On the hitting side maybe simplifying it to look at guys with low hands, high finishes, something you can clearly see from a front angle may allow you to get deeper into it. Again, just ideas if you wanted to go further with it because I appreciate all the work you put in and I think it’s really interesting stuff.
Comment by Graham Tyler — August 31, 2012 @ 12:48 pm
Great post and great comments. This is the kind of thing I come to FanGraphs for.
I’d give my testicles to see how the Rays’ proprietary lineup analysis works.
Zobrist may drop his hands a bit more than some, which makes his swing slightly more level than average on balls down in the strike zone, but it’s far from level in absolute terms.
Also, Zobrist hinges his back knee more than some, and similar to Pedroia and Beltre, which lets him hit lower pitches higher relative to his body than some. However, that says more about what his back knee is doing, and how he adjusts to hit pitches down in the strike zone, than it does about his swing plane.
How about Alfonso Soriano for an uppercut swing? He always seems to be golfing out low balls. Albert Pujols seems to murder high fastballs with a nice level swing and also seems to ground into a lot of double plays.
The question of ‘level, or ‘not level’ is most often interpreted in the plane of the balls arrival, not the surface of the earth.
Comment by channelclemente — August 31, 2012 @ 10:03 pm
There seems to be at least three determinants of success against a GB or FB pitcher. Swing plane as viewed from the side, High/Low ball location preference which would be viewed from the pitcher and seen through bat angle. All hitters will adjust but some are more comfortable with a steeper bat angle (ie. lower ball preference). The third and I believe this may prove out to have the highest correlation (but have only looked at it briefly) is ball contact preference – ie. top, center, bottom as can be seen through GB/FB ratio.
There would seem to be some independence in the variables. For example, Joe Mauer has a slight uppercut (flat to the plane of a pitch, say 6-10 degrees). This is seen via bat through the zone from the side as well as posture established at foot plant (ie how much lean towards the catcher) until after contact.
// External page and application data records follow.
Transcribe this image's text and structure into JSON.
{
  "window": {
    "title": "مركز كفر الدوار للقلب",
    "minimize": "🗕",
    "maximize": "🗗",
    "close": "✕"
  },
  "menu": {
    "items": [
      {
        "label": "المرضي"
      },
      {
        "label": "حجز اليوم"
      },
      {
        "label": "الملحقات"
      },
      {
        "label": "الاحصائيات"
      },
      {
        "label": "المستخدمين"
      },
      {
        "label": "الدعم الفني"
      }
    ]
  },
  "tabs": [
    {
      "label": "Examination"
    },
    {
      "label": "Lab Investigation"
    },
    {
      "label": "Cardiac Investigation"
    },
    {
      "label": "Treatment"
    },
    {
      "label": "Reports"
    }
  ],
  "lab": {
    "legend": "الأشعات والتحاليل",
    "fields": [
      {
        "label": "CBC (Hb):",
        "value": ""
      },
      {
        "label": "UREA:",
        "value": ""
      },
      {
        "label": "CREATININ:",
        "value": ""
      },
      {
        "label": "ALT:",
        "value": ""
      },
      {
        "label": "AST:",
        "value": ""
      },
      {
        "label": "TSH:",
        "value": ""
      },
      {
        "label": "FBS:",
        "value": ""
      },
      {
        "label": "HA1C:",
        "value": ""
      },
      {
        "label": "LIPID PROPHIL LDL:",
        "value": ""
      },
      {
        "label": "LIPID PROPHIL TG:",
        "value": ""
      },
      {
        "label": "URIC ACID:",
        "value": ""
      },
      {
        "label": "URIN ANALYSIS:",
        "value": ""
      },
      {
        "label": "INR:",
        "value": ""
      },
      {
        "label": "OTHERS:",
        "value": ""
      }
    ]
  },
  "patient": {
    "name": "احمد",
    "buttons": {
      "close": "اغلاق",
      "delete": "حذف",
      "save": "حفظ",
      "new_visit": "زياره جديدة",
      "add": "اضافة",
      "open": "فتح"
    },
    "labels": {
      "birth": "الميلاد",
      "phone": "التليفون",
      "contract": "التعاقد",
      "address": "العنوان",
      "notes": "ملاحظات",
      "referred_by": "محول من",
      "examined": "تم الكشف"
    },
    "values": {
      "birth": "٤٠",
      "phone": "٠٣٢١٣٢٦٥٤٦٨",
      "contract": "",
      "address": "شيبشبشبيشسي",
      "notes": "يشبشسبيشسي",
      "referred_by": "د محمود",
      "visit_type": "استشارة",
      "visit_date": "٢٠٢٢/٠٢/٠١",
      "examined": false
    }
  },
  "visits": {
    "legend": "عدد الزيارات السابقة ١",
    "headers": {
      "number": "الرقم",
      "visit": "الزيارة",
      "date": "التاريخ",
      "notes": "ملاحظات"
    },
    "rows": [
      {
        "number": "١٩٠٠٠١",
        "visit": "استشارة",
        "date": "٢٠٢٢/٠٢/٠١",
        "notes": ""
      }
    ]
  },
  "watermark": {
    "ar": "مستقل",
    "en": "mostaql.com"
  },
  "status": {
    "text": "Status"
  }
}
Ball contact preference is likely slightly north of center giving him a GB/FB of 2.5 but a high LD rate, low IFB% and Swinging Strike rate (last two indicative of matching the plane of the pitch.
I don’t doubt that swing plane is a factor but I’m guessing that other factors would prove to be meaningful as well.
Comment by Swingdoc — September 1, 2012 @ 10:59 am
Any chance for an updated spreadsheet?
Comment by Daniel Steinberg — May 7, 2015 @ 4:41 pm